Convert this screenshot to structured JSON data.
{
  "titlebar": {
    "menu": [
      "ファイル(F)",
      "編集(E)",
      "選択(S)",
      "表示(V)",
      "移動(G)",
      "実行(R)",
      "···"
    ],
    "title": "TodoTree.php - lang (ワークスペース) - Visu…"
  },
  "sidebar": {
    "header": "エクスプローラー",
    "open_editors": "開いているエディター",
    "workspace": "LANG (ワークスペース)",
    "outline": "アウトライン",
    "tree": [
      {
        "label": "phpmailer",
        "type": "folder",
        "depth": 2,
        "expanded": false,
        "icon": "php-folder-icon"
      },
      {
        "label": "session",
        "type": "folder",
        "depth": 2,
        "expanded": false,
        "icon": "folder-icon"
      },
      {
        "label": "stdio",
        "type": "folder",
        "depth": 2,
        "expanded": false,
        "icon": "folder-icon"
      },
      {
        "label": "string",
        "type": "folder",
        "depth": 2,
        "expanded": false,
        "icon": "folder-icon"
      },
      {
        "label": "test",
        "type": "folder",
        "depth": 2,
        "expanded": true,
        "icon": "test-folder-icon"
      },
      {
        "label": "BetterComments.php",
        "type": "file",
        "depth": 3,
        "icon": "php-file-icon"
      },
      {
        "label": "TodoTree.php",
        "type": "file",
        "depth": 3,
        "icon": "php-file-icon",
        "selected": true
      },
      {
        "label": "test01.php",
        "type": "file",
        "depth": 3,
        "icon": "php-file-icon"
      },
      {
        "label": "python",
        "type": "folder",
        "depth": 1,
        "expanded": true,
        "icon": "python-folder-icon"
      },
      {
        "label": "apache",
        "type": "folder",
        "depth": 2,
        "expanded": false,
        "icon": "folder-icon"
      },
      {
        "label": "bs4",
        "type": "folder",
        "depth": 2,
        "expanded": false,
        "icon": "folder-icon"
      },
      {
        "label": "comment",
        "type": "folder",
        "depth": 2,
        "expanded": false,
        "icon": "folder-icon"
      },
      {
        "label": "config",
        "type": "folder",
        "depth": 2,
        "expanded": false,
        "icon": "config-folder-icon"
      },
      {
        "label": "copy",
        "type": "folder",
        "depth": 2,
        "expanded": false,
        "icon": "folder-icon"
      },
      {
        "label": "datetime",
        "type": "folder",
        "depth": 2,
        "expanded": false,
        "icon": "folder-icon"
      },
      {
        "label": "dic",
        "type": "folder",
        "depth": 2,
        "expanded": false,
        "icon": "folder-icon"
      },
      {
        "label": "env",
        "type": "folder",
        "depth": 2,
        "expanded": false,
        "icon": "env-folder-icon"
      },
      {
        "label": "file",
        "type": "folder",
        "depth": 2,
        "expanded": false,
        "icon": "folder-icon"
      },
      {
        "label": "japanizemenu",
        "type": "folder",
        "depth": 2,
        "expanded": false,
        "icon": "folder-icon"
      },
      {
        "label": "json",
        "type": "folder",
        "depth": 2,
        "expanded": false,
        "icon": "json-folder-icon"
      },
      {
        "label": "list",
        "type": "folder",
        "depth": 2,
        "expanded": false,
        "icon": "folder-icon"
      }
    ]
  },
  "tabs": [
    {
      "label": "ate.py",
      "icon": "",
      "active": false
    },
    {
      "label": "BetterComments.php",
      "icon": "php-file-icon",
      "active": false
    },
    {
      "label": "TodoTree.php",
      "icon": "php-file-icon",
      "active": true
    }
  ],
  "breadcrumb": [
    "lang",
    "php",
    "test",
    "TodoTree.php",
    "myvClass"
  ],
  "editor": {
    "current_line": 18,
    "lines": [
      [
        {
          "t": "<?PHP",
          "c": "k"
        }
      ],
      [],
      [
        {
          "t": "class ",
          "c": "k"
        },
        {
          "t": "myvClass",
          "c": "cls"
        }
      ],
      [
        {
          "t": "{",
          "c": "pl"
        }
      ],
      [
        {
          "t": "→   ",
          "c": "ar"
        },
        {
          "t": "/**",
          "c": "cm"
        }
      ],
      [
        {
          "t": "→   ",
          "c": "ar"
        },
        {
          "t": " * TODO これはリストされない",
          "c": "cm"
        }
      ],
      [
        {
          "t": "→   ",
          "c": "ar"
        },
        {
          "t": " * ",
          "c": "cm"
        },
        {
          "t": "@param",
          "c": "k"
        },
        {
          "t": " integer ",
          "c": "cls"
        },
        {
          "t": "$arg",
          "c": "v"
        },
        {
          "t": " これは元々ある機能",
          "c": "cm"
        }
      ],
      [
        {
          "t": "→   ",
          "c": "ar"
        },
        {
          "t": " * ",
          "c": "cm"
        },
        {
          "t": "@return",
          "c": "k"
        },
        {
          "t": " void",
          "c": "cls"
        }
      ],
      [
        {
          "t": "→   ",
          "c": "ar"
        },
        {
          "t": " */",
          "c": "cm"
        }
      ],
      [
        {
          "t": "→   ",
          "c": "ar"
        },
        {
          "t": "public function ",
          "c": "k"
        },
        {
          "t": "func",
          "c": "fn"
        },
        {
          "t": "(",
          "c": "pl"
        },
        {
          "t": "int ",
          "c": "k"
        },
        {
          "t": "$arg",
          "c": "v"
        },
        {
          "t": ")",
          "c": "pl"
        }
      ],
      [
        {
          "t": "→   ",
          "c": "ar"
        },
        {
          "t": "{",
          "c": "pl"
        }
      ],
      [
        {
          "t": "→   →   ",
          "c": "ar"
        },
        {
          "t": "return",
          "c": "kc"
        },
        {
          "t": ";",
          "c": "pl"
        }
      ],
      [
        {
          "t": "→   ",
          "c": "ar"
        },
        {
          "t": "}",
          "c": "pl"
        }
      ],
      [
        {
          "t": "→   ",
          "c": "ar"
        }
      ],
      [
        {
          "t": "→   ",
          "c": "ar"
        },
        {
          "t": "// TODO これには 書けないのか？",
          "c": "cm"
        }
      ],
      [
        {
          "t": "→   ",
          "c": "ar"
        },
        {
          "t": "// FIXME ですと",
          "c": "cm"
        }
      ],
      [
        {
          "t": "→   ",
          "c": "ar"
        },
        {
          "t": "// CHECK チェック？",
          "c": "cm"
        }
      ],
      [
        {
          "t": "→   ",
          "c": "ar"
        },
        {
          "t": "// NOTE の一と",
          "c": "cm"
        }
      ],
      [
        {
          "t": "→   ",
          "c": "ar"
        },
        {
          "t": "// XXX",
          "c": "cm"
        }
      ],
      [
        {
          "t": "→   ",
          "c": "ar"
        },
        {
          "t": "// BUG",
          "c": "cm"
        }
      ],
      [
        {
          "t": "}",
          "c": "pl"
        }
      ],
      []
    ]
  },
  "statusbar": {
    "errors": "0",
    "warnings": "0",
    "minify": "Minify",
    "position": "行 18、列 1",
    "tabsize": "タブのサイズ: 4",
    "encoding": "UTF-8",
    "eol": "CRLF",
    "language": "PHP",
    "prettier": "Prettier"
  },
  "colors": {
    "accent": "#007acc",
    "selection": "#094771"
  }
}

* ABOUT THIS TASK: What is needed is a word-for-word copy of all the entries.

* EXPECTED OUTPUT:
Convert this screenshot to structured JSON data.
{
  "titlebar": {
    "menu": [
      "ファイル(F)",
      "編集(E)",
      "選択(S)",
      "表示(V)",
      "移動(G)",
      "実行(R)",
      "···"
    ],
    "title": "TodoTree.php - lang (ワークスペース) - Visu…"
  },
  "sidebar": {
    "header": "エクスプローラー",
    "open_editors": "開いているエディター",
    "workspace": "LANG (ワークスペース)",
    "outline": "アウトライン",
    "tree": [
      {
        "label": "phpmailer",
        "type": "folder",
        "depth": 2,
        "expanded": false,
        "icon": "php-folder-icon"
      },
      {
        "label": "session",
        "type": "folder",
        "depth": 2,
        "expanded": false,
        "icon": "folder-icon"
      },
      {
        "label": "stdio",
        "type": "folder",
        "depth": 2,
        "expanded": false,
        "icon": "folder-icon"
      },
      {
        "label": "string",
        "type": "folder",
        "depth": 2,
        "expanded": false,
        "icon": "folder-icon"
      },
      {
        "label": "test",
        "type": "folder",
        "depth": 2,
        "expanded": true,
        "icon": "test-folder-icon"
      },
      {
        "label": "BetterComments.php",
        "type": "file",
        "depth": 3,
        "icon": "php-file-icon"
      },
      {
        "label": "TodoTree.php",
        "type": "file",
        "depth": 3,
        "icon": "php-file-icon",
        "selected": true
      },
      {
        "label": "test01.php",
        "type": "file",
        "depth": 3,
        "icon": "php-file-icon"
      },
      {
        "label": "python",
        "type": "folder",
        "depth": 1,
        "expanded": true,
        "icon": "python-folder-icon"
      },
      {
        "label": "apache",
        "type": "folder",
        "depth": 2,
        "expanded": false,
        "icon": "folder-icon"
      },
      {
        "label": "bs4",
        "type": "folder",
        "depth": 2,
        "expanded": false,
        "icon": "folder-icon"
      },
      {
        "label": "comment",
        "type": "folder",
        "depth": 2,
        "expanded": false,
        "icon": "folder-icon"
      },
      {
        "label": "config",
        "type": "folder",
        "depth": 2,
        "expanded": false,
        "icon": "config-folder-icon"
      },
      {
        "label": "copy",
        "type": "folder",
        "depth": 2,
        "expanded": false,
        "icon": "folder-icon"
      },
      {
        "label": "datetime",
        "type": "folder",
        "depth": 2,
        "expanded": false,
        "icon": "folder-icon"
      },
      {
        "label": "dic",
        "type": "folder",
        "depth": 2,
        "expanded": false,
        "icon": "folder-icon"
      },
      {
        "label": "env",
        "type": "folder",
        "depth": 2,
        "expanded": false,
        "icon": "env-folder-icon"
      },
      {
        "label": "file",
        "type": "folder",
        "depth": 2,
        "expanded": false,
        "icon": "folder-icon"
      },
      {
        "label": "japanizemenu",
        "type": "folder",
        "depth": 2,
        "expanded": false,
        "icon": "folder-icon"
      },
      {
        "label": "json",
        "type": "folder",
        "depth": 2,
        "expanded": false,
        "icon": "json-folder-icon"
      },
      {
        "label": "list",
        "type": "folder",
        "depth": 2,
        "expanded": false,
        "icon": "folder-icon"
      }
    ]
  },
  "tabs": [
    {
      "label": "ate.py",
      "icon": "",
      "active": false
    },
    {
      "label": "BetterComments.php",
      "icon": "php-file-icon",
      "active": false
    },
    {
      "label": "TodoTree.php",
      "icon": "php-file-icon",
      "active": true
    }
  ],
  "breadcrumb": [
    "lang",
    "php",
    "test",
    "TodoTree.php",
    "myvClass"
  ],
  "editor": {
    "current_line": 18,
    "lines": [
      [
        {
          "t": "<?PHP",
          "c": "k"
        }
      ],
      [],
      [
        {
          "t": "class ",
          "c": "k"
        },
        {
          "t": "myvClass",
          "c": "cls"
        }
      ],
      [
        {
          "t": "{",
          "c": "pl"
        }
      ],
      [
        {
          "t": "→   ",
          "c": "ar"
        },
        {
          "t": "/**",
          "c": "cm"
        }
      ],
      [
        {
          "t": "→   ",
          "c": "ar"
        },
        {
          "t": " * TODO これはリストされない",
          "c": "cm"
        }
      ],
      [
        {
          "t": "→   ",
          "c": "ar"
        },
        {
          "t": " * ",
          "c": "cm"
        },
        {
          "t": "@param",
          "c": "k"
        },
        {
          "t": " integer ",
          "c": "cls"
        },
        {
          "t": "$arg",
          "c": "v"
        },
        {
          "t": " これは元々ある機能",
          "c": "cm"
        }
      ],
      [
        {
          "t": "→   ",
          "c": "ar"
        },
        {
          "t": " * ",
          "c": "cm"
        },
        {
          "t": "@return",
          "c": "k"
        },
        {
          "t": " void",
          "c": "cls"
        }
      ],
      [
        {
          "t": "→   ",
          "c": "ar"
        },
        {
          "t": " */",
          "c": "cm"
        }
      ],
      [
        {
          "t": "→   ",
          "c": "ar"
        },
        {
          "t": "public function ",
          "c": "k"
        },
        {
          "t": "func",
          "c": "fn"
        },
        {
          "t": "(",
          "c": "pl"
        },
        {
          "t": "int ",
          "c": "k"
        },
        {
          "t": "$arg",
          "c": "v"
        },
        {
          "t": ")",
          "c": "pl"
        }
      ],
      [
        {
          "t": "→   ",
          "c": "ar"
        },
        {
          "t": "{",
          "c": "pl"
        }
      ],
      [
        {
          "t": "→   →   ",
          "c": "ar"
        },
        {
          "t": "return",
          "c": "kc"
        },
        {
          "t": ";",
          "c": "pl"
        }
      ],
      [
        {
          "t": "→   ",
          "c": "ar"
        },
        {
          "t": "}",
          "c": "pl"
        }
      ],
      [
        {
          "t": "→   ",
          "c": "ar"
        }
      ],
      [
        {
          "t": "→   ",
          "c": "ar"
        },
        {
          "t": "// TODO これには 書けないのか？",
          "c": "cm"
        }
      ],
      [
        {
          "t": "→   ",
          "c": "ar"
        },
        {
          "t": "// FIXME ですと",
          "c": "cm"
        }
      ],
      [
        {
          "t": "→   ",
          "c": "ar"
        },
        {
          "t": "// CHECK チェック？",
          "c": "cm"
        }
      ],
      [
        {
          "t": "→   ",
          "c": "ar"
        },
        {
          "t": "// NOTE の一と",
          "c": "cm"
        }
      ],
      [
        {
          "t": "→   ",
          "c": "ar"
        },
        {
          "t": "// XXX",
          "c": "cm"
        }
      ],
      [
        {
          "t": "→   ",
          "c": "ar"
        },
        {
          "t": "// BUG",
          "c": "cm"
        }
      ],
      [
        {
          "t": "}",
          "c": "pl"
        }
      ],
      []
    ]
  },
  "statusbar": {
    "errors": "0",
    "warnings": "0",
    "minify": "Minify",
    "position": "行 18、列 1",
    "tabsize": "タブのサイズ: 4",
    "encoding": "UTF-8",
    "eol": "CRLF",
    "language": "PHP",
    "prettier": "Prettier"
  },
  "colors": {
    "accent": "#007acc",
    "selection": "#094771"
  }
}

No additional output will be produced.